In the Quebec Policy against homophobia, homophobia is defined as “all negative attitudes towards homosexuality that can lead to direct or indirect discrimination towards gay, lesbian or bisexual people or people perceived as LGB individuals”.
The taking in of negative messages about homosexuality. In LGB people, it can lead to self-hatred and/or discomfort in the face of sexual diversity that can go as far as disparagement and rejection.
A person who feels a loving or sexual attraction more or less exclusively for people of the same gender.
A person whose sex naturally has characteristics that are not strictly masculine or feminine. Many intersex people underwent irreversible medical interventions in their childhood to impose one of the two sexes on them.
A person who is female-identified and who has an emotional and/or physical attraction for other women.
An acronym referring to people identifying as lesbian, gay, bisexual or transgender people.
Disgust, hatred, fear or rejection of lesbianism or lesbians.
To misgender means to use the wrong name, bad pronouns or bad chords when talking about someone. It is important to try to avoid this kind of situation and respect a person's pronouns. If you misgender someone unintentionally, don't panic, everybody makes mistakes, a simple sorry followed by the right pronoun or Name will do, just as you would when you make a mistake in someone's name.

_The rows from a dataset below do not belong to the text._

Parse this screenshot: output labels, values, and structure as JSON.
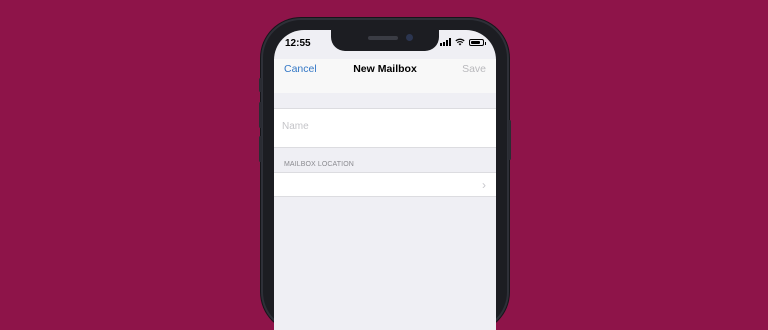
{
  "status_bar": {
    "time": "12:55",
    "battery_level": 0.85
  },
  "nav": {
    "cancel_label": "Cancel",
    "title": "New Mailbox",
    "save_label": "Save"
  },
  "name_field": {
    "placeholder": "Name",
    "value": ""
  },
  "location_section": {
    "header": "MAILBOX LOCATION",
    "chevron_glyph": "›"
  },
  "colors": {
    "background": "#8e1449",
    "accent": "#3478c6",
    "disabled": "#b9b9bd"
  }
}
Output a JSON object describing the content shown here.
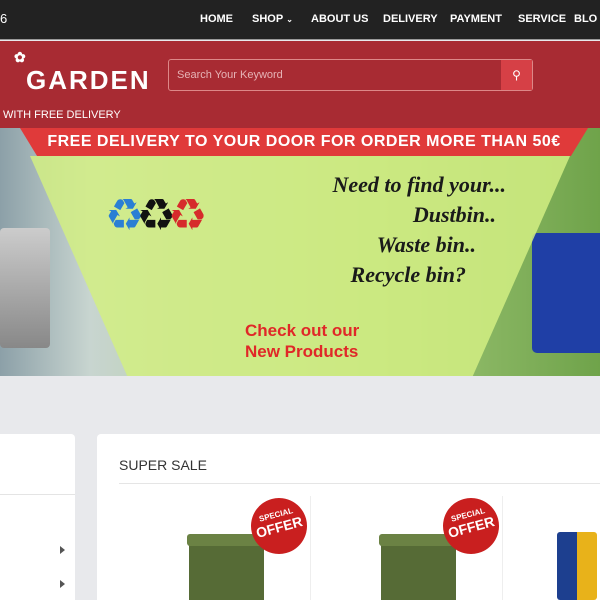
{
  "topbar": {
    "left_text": "6",
    "nav": [
      "HOME",
      "SHOP",
      "ABOUT US",
      "DELIVERY",
      "PAYMENT",
      "SERVICE",
      "BLO"
    ]
  },
  "header": {
    "logo": "GARDEN",
    "tagline": "WITH FREE DELIVERY",
    "search_placeholder": "Search Your Keyword",
    "search_icon": "search-icon"
  },
  "banner": {
    "ribbon": "FREE DELIVERY TO YOUR DOOR FOR ORDER MORE THAN 50€",
    "lines": [
      "Need to find your...",
      "Dustbin..",
      "Waste bin..",
      "Recycle bin?"
    ],
    "cta": [
      "Check out our",
      "New Products"
    ]
  },
  "sale": {
    "title": "SUPER SALE",
    "sticker_top": "SPECIAL",
    "sticker_main": "OFFER"
  },
  "colors": {
    "header": "#a82b33",
    "topbar": "#222222",
    "ribbon": "#e03a3a",
    "search_button": "#d64046"
  }
}
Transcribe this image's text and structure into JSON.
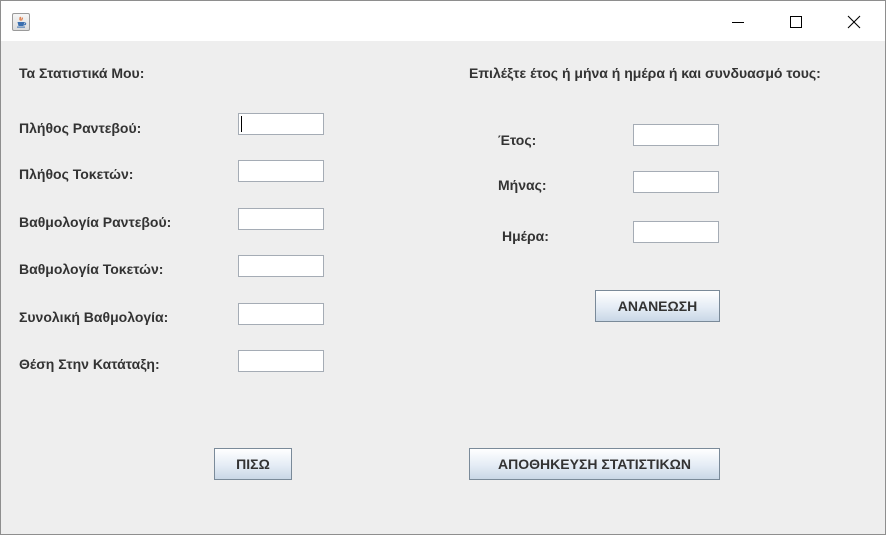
{
  "window": {
    "icon": "java-cup-icon",
    "controls": {
      "minimize": "minimize-icon",
      "maximize": "maximize-icon",
      "close": "close-icon"
    }
  },
  "stats": {
    "title": "Τα Στατιστικά Μου:",
    "appointments_label": "Πλήθος Ραντεβού:",
    "appointments_value": "",
    "births_label": "Πλήθος Τοκετών:",
    "births_value": "",
    "appointment_rating_label": "Βαθμολογία Ραντεβού:",
    "appointment_rating_value": "",
    "birth_rating_label": "Βαθμολογία Τοκετών:",
    "birth_rating_value": "",
    "total_rating_label": "Συνολική Βαθμολογία:",
    "total_rating_value": "",
    "ranking_label": "Θέση Στην Κατάταξη:",
    "ranking_value": ""
  },
  "filter": {
    "title": "Επιλέξτε έτος ή μήνα ή ημέρα ή και συνδυασμό τους:",
    "year_label": "Έτος:",
    "year_value": "",
    "month_label": "Μήνας:",
    "month_value": "",
    "day_label": "Ημέρα:",
    "day_value": "",
    "refresh_button": "ΑΝΑΝΕΩΣΗ"
  },
  "buttons": {
    "back": "ΠΙΣΩ",
    "save_stats": "ΑΠΟΘΗΚΕΥΣΗ ΣΤΑΤΙΣΤΙΚΩΝ"
  }
}
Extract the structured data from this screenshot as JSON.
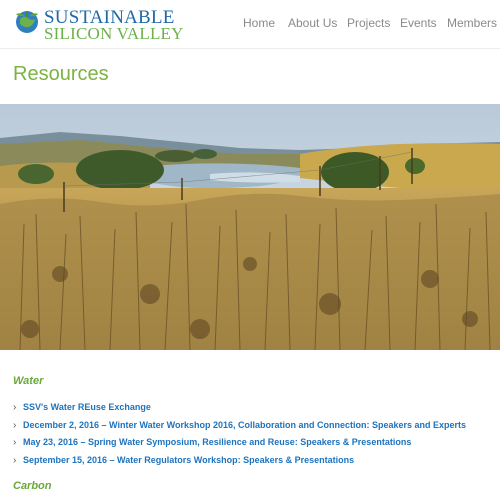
{
  "brand": {
    "line1": "SUSTAINABLE",
    "line2": "SILICON VALLEY"
  },
  "nav": [
    {
      "label": "Home"
    },
    {
      "label": "About Us"
    },
    {
      "label": "Projects"
    },
    {
      "label": "Events"
    },
    {
      "label": "Members"
    }
  ],
  "page": {
    "title": "Resources"
  },
  "hero": {
    "icon": "landscape-photo"
  },
  "sections": [
    {
      "heading": "Water",
      "links": [
        {
          "label": "SSV's Water REuse Exchange"
        },
        {
          "label": "December 2, 2016 – Winter Water Workshop 2016, Collaboration and Connection: Speakers and Experts"
        },
        {
          "label": "May 23, 2016 – Spring Water Symposium, Resilience and Reuse: Speakers & Presentations"
        },
        {
          "label": "September 15, 2016 – Water Regulators Workshop: Speakers & Presentations"
        }
      ]
    },
    {
      "heading": "Carbon",
      "links": []
    }
  ],
  "colors": {
    "brand_blue": "#1f6aa6",
    "brand_green": "#6db14a",
    "title_green": "#7cb342",
    "link_blue": "#1e73be",
    "nav_gray": "#8a8a8a"
  }
}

Term describing a person whose gender is neither strictly “female” or “male”.
Pansexual is a term for someone who experiences an emotional and/or physical attraction for people regardless of their gender or sex.
A person who does not adhere to the traditional binary division of gender and sexualities and who self-identifies with a nonconformist or fluid gender identity or sexual orientation. This term has been appropriated by LGBT communities as a symbol of self-determination and liberation rather than an insult. It refers to anyone whose identity or practices run counter to the norms that structure the heteronormative social model.
Describes people who are questioning their sexual orientation or gender identity.
Covers all groups whose sexual orientation or gender identity or expression does not conform with the heterosexual and cisgender norms.
In the Quebec Anti-homophobia Policy, transphobia is defined as “negative attitudes that can lead to rejection and direct or indirect discrimination towards transsexual, transgender or transvestite people, or such attitudes with respect to anyone who transgresses gender, sex or gender- and sex-related norms and representations”.
Transgender identity, trans
A person whose gender does not correspond to the sex assigned to them at birth.
Some transgender people prefer the term transsexual and others prefer the term transgender. Historically, these terms made it possible to distinguish between people feeling the need for surgical modifications and those that did not. Today, this dichotomy is considered outdated and people use one or the other of these terms, or simply the word “trans”, depending on their personal choice.
In some North American Aboriginal communities, a person who embodies characteristics and qualities considered to be both masculine and feminine. The term is also used, in some Aboriginal communities, to refer generally to transgender people.
Chambre de commerce LGBT du Québec, Lexique sur la diversité sexuelle et de genre en milieu de travail (Quebec LGBT Chamber of Commerce, Glossary of sexual and gender diversity in the workplace).
Glossaire: LGBTQI2SNBA+. Les mots de la diversité liée au sexe, au genre et à l’orientation sexuelle, Dominique Dubuc, FNEEQ -CSN (LGBTQl2SNBA+ glossary. Words of diversity related to sex, gender and sexual orientation).